    Bread from heaven

    Dutch survivors thank RAF for World War II drop that saved millions
    Britain will be 'run for the wealthy and powerful' if Tories retain power - Labour

    How 'the Axe' helped Labour

    UK will be 'run for the wealthy and powerful' if Tories retain power
    Rare and exclusive video shows the horrific price paid by activists for challenging the rule of jihadist extremists in Syria

    The price to be paid for challenging the rule of extremists

    A revolution now 'consuming its own children'
    Welcome to the world of Megagames

    Welcome to the world of Megagames

    300 players take part in Watch the Skies! board game in London
    'Nymphomaniac' actress reveals what it was really like to star in one of the most explicit films ever

    Charlotte Gainsbourg on 'Nymphomaniac'

    Starring in one of the most explicit films ever
    Robert Fisk in Abu Dhabi: The Emirates' out-of-sight migrant workers helping to build the dream projects of its rulers

    Robert Fisk in Abu Dhabi

    The Emirates' out-of-sight migrant workers helping to build the dream projects of its rulers
    Vince Cable interview: Charging fees for employment tribunals was 'a very bad move'

    Vince Cable exclusive interview

    Charging fees for employment tribunals was 'a very bad move'
    Iwan Rheon interview: Game of Thrones star returns to his Welsh roots to record debut album

    Iwan Rheon is returning to his Welsh roots

    Rheon is best known for his role as the Bastard of Bolton. It's gruelling playing a sadistic torturer, he tells Craig McLean, but it hasn't stopped him recording an album of Welsh psychedelia
    Russell Brand's interview with Ed Miliband has got everyone talking about The Trews

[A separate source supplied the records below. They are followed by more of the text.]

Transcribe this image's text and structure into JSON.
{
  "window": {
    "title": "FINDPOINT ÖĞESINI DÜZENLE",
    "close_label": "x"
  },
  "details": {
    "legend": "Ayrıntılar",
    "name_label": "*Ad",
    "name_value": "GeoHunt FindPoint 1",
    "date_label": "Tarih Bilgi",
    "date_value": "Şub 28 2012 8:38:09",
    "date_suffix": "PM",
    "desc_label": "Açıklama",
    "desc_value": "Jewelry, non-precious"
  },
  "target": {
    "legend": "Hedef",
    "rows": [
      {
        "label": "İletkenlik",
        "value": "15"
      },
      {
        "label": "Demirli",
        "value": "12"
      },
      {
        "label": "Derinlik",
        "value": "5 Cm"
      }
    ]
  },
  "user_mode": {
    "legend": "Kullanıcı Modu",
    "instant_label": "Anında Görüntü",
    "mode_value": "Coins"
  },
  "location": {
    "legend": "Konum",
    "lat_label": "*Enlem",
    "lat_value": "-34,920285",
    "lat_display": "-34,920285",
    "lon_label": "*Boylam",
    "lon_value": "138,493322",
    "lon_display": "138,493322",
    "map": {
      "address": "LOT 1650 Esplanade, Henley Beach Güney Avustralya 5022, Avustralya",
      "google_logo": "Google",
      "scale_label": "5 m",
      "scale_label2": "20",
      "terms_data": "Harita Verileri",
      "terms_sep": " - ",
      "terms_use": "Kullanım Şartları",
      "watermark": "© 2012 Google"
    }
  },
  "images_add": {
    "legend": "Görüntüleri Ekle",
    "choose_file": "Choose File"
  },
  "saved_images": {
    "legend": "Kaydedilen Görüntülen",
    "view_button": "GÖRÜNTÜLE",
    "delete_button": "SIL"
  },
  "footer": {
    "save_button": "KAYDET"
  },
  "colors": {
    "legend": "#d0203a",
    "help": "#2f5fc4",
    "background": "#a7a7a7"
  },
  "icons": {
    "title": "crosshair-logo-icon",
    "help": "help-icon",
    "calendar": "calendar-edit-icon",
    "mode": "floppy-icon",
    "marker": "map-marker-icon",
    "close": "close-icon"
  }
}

    Everyone is talking about The Trews

    Russell Brand's 'true news' videos attract millions of viewers. But today's 'Milibrand' interview introduced his resolutely amateurish style to a whole new crowd
    Morne Hardenberg interview: Cameraman for BBC's upcoming show Shark on filming the ocean's most dangerous predator

    It's time for my close-up

    Meet the man who films great whites for a living
    Increasing numbers of homeless people in America keep their mobile phones on the streets

    Homeless people keep mobile phones

    A homeless person with a smartphone is a common sight in the US. And that's creating a network where the 'hobo' community can share information - and fight stigma - like never before
    'Queer saint' Peter Watson left his mark on British culture by bankrolling artworld giants

    'Queer saint' who bankrolled artworld giants

    British culture owes a huge debt to Peter Watson, says Michael Prodger
    Pushkin Prizes: Unusual exchange programme aims to bring countries together through culture

    Pushkin Prizes brings countries together

    Ten Scottish schoolchildren and their Russian peers attended a creative writing workshop in the Highlands this week
    14 best kids' hoodies

    14 best kids' hoodies

    Don't get caught out by that wind on the beach. Zip them up in a lightweight top to see them through summer to autumn
    Robert Fisk in Abu Dhabi: The acceptable face of the Emirates

    The acceptable face of the Emirates

    Has Abu Dhabi found a way to blend petrodollars with principles, asks Robert Fisk